The most interesting part of the Q&A came when the critics asked director Barbet Schroeder about an “apocryphal” story regarding the production of the film, in which it was suggested that Schroeder threatened to cut off his pinky finger if the production company didn’t come through with some money they promised him. Like Herzog threatening Kinski with a rifle, this is one of those hyperbolic stories about the struggle of filmmaking that is generally considered to be just a story; Schroeder set them straight. In what I think is a pretty accurate paraphrase, “I do not want to tell the whole story because we do not have time here”—a very un-Herzogian response from the French director—“but yes, I had threatened to do this because they had promised something and were not going to . . . I cannot explain the whole thing here, but yes. If I did not do this I would have to sue, and they have lawyers—I told them that my lawyer was a Black&Decker [big audience laugh], and that I would do a press conference holding my pinky finger to tell what they had done. I shot something into my hand, too, so that I would not be able to feel, it would not hurt when I did it.”
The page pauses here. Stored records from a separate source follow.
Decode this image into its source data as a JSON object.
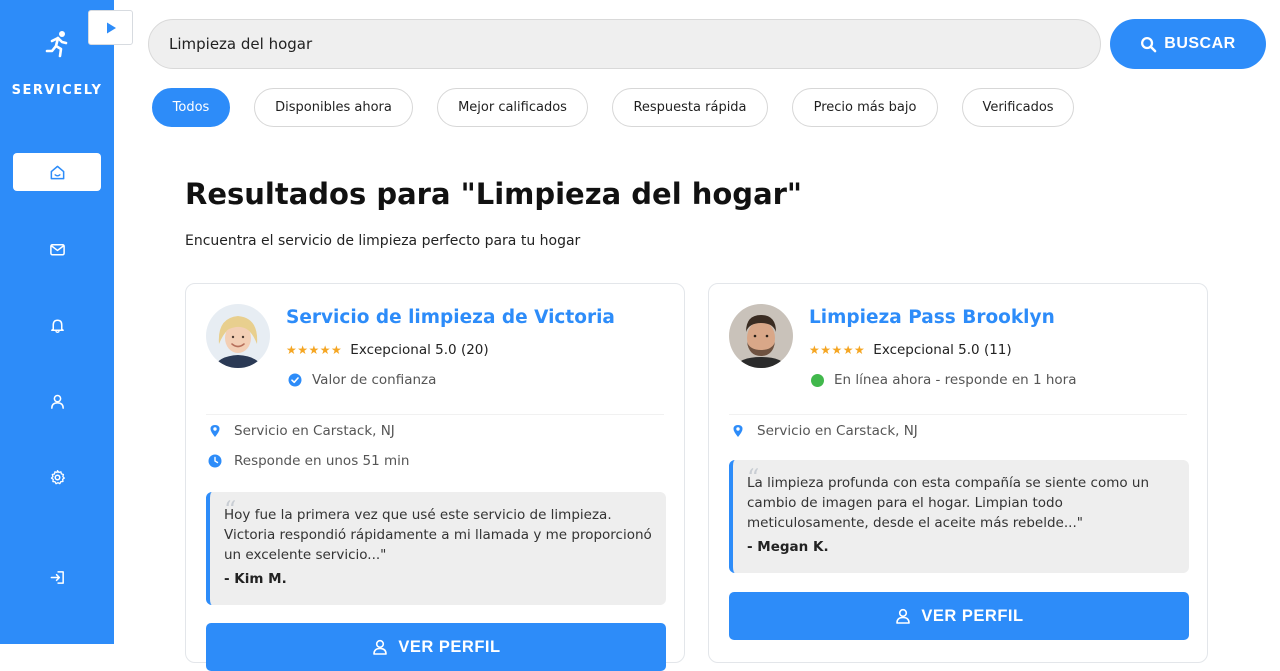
{
  "sidebar": {
    "brand": "SERVICELY",
    "items": [
      {
        "icon": "home-icon",
        "active": true
      },
      {
        "icon": "mail-icon",
        "active": false
      },
      {
        "icon": "bell-icon",
        "active": false
      },
      {
        "icon": "user-icon",
        "active": false
      },
      {
        "icon": "gear-icon",
        "active": false
      },
      {
        "icon": "logout-icon",
        "active": false
      }
    ]
  },
  "search": {
    "value": "Limpieza del hogar",
    "button_label": "BUSCAR"
  },
  "filters": [
    "Todos",
    "Disponibles ahora",
    "Mejor calificados",
    "Respuesta rápida",
    "Precio más bajo",
    "Verificados"
  ],
  "active_filter": "Todos",
  "results": {
    "heading": "Resultados para \"Limpieza del hogar\"",
    "subheading": "Encuentra el servicio de limpieza perfecto para tu hogar"
  },
  "cards": [
    {
      "title": "Servicio de limpieza de Victoria",
      "stars": "★★★★★",
      "rating_text": "Excepcional 5.0 (20)",
      "badge": "Valor de confianza",
      "location": "Servicio en Carstack, NJ",
      "response": "Responde en unos 51 min",
      "quote_mark": "“",
      "quote": "Hoy fue la primera vez que usé este servicio de limpieza. Victoria respondió rápidamente a mi llamada y me proporcionó un excelente servicio...\"",
      "author": "- Kim M.",
      "button_label": "VER PERFIL"
    },
    {
      "title": "Limpieza Pass Brooklyn",
      "stars": "★★★★★",
      "rating_text": "Excepcional 5.0 (11)",
      "badge": "En línea ahora - responde en 1 hora",
      "location": "Servicio en Carstack, NJ",
      "quote_mark": "“",
      "quote": "La limpieza profunda con esta compañía se siente como un cambio de imagen para el hogar. Limpian todo meticulosamente, desde el aceite más rebelde...\"",
      "author": "- Megan K.",
      "button_label": "VER PERFIL"
    }
  ],
  "colors": {
    "primary": "#2d8cf9",
    "star": "#f5a623",
    "online": "#41b84c"
  }
}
11:30 p.m.: The night is more or less over. Miriam and I head to the smaller Saturday after party, the happenings of which are not worth reporting here, except that the food spread is always excellent at the Saturday one, and the open bar has more variety. Friday you get your choice of Stella Artois or cheap red wine; Saturday you get scotch.
And as I’m heading out, I realize there’s just one show left in what is only my second complete—but probably final ever—Ebertfest. I only have a couple months left in my beloved C-U, and this is my favorite local event every year, if only because it’s something like a real event about a thing I love—film—happening in my hometown. I have my criticisms and cynicism about some of the things at Ebertfest, which you may have picked up on, but overall this is the best thing that happens in our community year-to-year. Whatever else it is, it’s also people gathering around to watch a bunch of good movies in a really, really cool old theater, and I think I’m lucky to have had the opportunity to have lived here and have gone to so many shows over the years.
And with that not-particularly-eloquent tribute, I’m out.